Maternal health is one of the most important indices that reflect progress in a number of affiliated fields, such as health, nutrition, women’s agency and so on. Hearteningly, the latest data released by the Union health ministry show that India has improved its maternal mortality rate, registering 97 deaths on account of childbirth per one lakh live births during the period 2018-2020. In fact, this is the first time that the MMR has dropped below 100. Significantly, the decline in MMR is 25% compared to that of 2014-16. That is not all. Eight states have met the global target of 70 — the United Nations Sustainable Development Goal to reduce maternal deaths by 2030. This success can be attributed to the achievements of various government initiatives dedicated to ensuring reproductive health, such as the Janani Suraksha Yojana. However, a closer scrutiny of the data is necessary. This is because in spite of a decline in MMR’s national average, several inconsistencies remain among states. For instance, while Kerala was able to pull down its MMR to 19, Assam, Madhya Pradesh and Uttar Pradesh recorded maternal deaths above 160. There are other discrepancies as well. Earlier data have shown that the variations are not only among states but also among districts as well as population groups. For instance, although the southern states have recorded the lowest maternal deaths over the past few years, they also account for the highest cases of violence against pregnant women. This goes to show that the progress has been patchy and marred with inequalities.

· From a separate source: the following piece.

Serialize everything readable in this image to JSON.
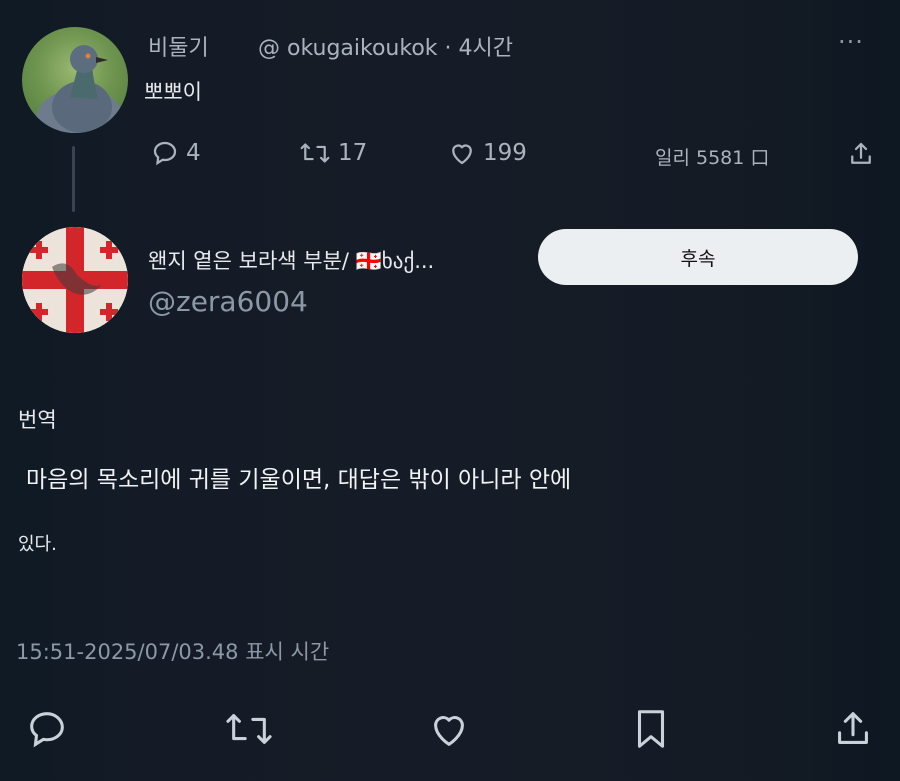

The cheer in West Bengal must be muted too. Despite its improvement from the last figures, the state’s MMR at 103 is higher than that of the national average. Among Bengal’s neighbours, Jharkhand, which has the highest percentage of child brides in the country, scored 56, Odisha 119, and Bihar 118. The high number of maternal deaths in Bengal has been accorded to attendant complications in C-section deliveries, late referrals of critical cases to specialty hospitals, inadequate rural health infrastructure and insufficient antenatal care. These factors reveal some of the challenges that remain unaddressed by policy. Piecemeal policymaking, which takes into consideration local conditions and healthcare challenges, must be strengthened to reduce the anomalies in maternal care. Or else, the UN target will remain elusive.